This utterly magnificent film will bring tears to your eyes as you grasp who we are as a people, and how we got here.
Just like I noted in last year’s 12 Years a Slave, Director Amma Asante’s Belle forces all of us to relive a moment in history that we would rather forget. While various political groups today attack food stamps and raising the minimum wage as simply encouraging a large percentage of our black citizens to embrace poverty, they continue to forget government’s recent role in forcibly enslaving their ancestors and in the process destroying their necessary connection to society.
With Belle, we revisit 1783 when England was forced to confront its embrace of slavery. It seems that a British ship stocked with slaves jettisoned them overboard under a fabricated excuse designed to collect insurance money. In the process, England had to look into its own soul, something that its rebellious colonies in North America were going to ignore for the next 80 years.
While the top jurist in England, Lord Mansfield, wrestled with the impending legal decision, he and his wife were also raising two nieces. One was Belle, a mixed race daughter of a nephew who had died years earlier. In the process, Mansfield not only had to legally confront the treatment of blacks in the New World, but also the legal restrictions placed on those like his black niece living in England.
Tom Wilkenson and Emily Watson are stunning as Lord and Lady Mansfield. Though both were dedicated to following accepted legal standards, they witnessed firsthand how their niece, Belle, was treated like a second class citizen in their own home.
The captivating Gugu Mbatha-Raw plays Belle, and she brings the same force to this film that Lupita Nyong’o did in her unforgettable, Oscar-winning performance in the above-referred to 12 Years a Slave. Ms. Mbatha-Raw is as emotionally powerful as she is beautiful, and she tries to honor her adopted parents without abandoning her past.
In the process, she develops a powerful kinship with the Mansfield’s adopted white niece, Elizabeth. Played magnificently by Sarah Gadon, the two young girls reflect a future that England’s power brokers want to keep locked in a dark government basement.

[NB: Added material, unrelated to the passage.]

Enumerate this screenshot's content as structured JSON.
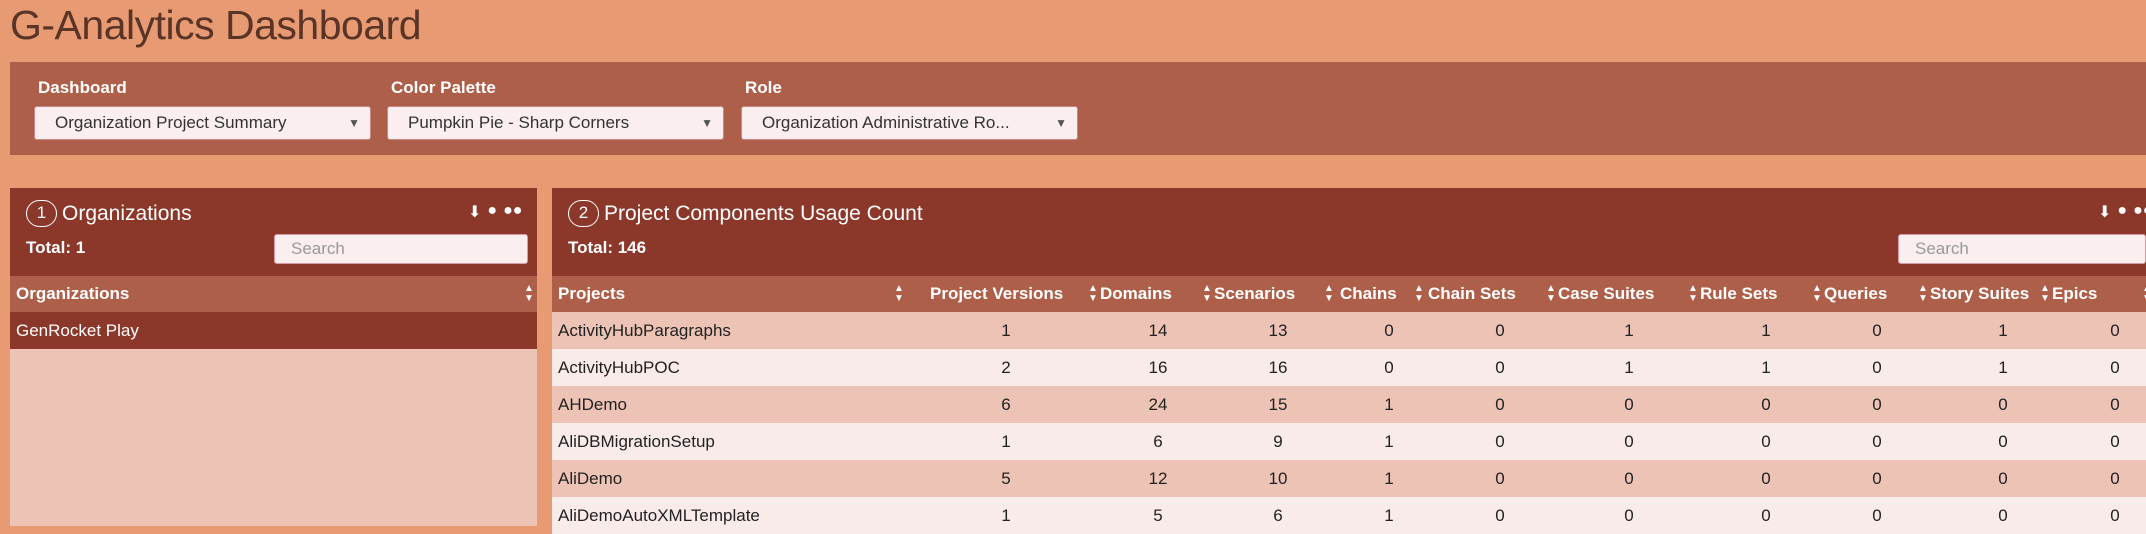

Race issues in England are played out for all to see as the Mansfields interrelate socially with the Ashfords, a powerful family with more influence than they deserved. Miranda Richardson is startling as the hateful Lady Ashford, a woman who wants both a title and wealth for her two sons as long as it does not involve interaction with the lowly negro. Her sons reflect her racism without apologies, and it is impossible to feel the slightest sympathy for any of them.
What stirs the film at its climax is the interrelationship of John Davinier, a committed son of a Vicar who is a budding lawyer, with the Mansfield family. Played with grace and style by Sam Reid, he is fighting to help Lord Mansfield understand the tyranny at the heart of slavery. In the process, he and Belle fall madly in love, and they join the struggle to find equality and themselves.
Belle is based on a true story, and I can only ask all of you to imagine if she had a descendent known today as Barack Obama. As I watch the startling amount of vitriol thrown at our President daily by the largely white male leaders of the opposition party, I wonder if Belle would have seen anything different than what existed in her day.
Clearly, we all know that racism is alive in this country today. Look at that idiot rancher in the West who rallied Sean Hannity and his crew at Fox News to his side until revealing that he wanted to return “Negroes to the plantation where they would be happier.” Think of the multimillionaire NBA owner Donald Sterling, and a question remains as to why leaders of the Republican Party don’t simply decry racism as a basis for opposing our President. Quite frankly, their continual silence speaks a thousand words.
While many of those who embrace “family values” condemn a President who is in a wonderful marriage raising two beautiful, intelligent daughters, they simultaneously embrace people like Newt Gingerich and Rush Limbaugh who have been married a combined 7 times. What if one of the President’s daughters was named Belle?
The poor don’t want a higher wage just to justify being poor any more than major corporations are moving overseas to escape Federal taxes. If we really want to make an important contribution to the legacy of slavery still playing out today, then let’s get the government involved and have full-time schools in our major metropolitan areas through the 12th grade.
Feed these kids, clothe these kids and provide intense leadership that has all but been ignored since slavery ended in 1865. Good grief, most individuals serving time in prison for committing acts of violence are school dropouts, and I know that personally from years as a criminal defense attorney. Belle teaches us the simple principle that you find beauty in the eyes of all babies of any color, and the Federal government has an obligation to help them succeed.
Belle was able to find a passionate man who was committed to her and a joint cause, but not everyone is that lucky. There are millions of young African-Americans like Belle who need assistance today, and it’s time for all of us to play a role.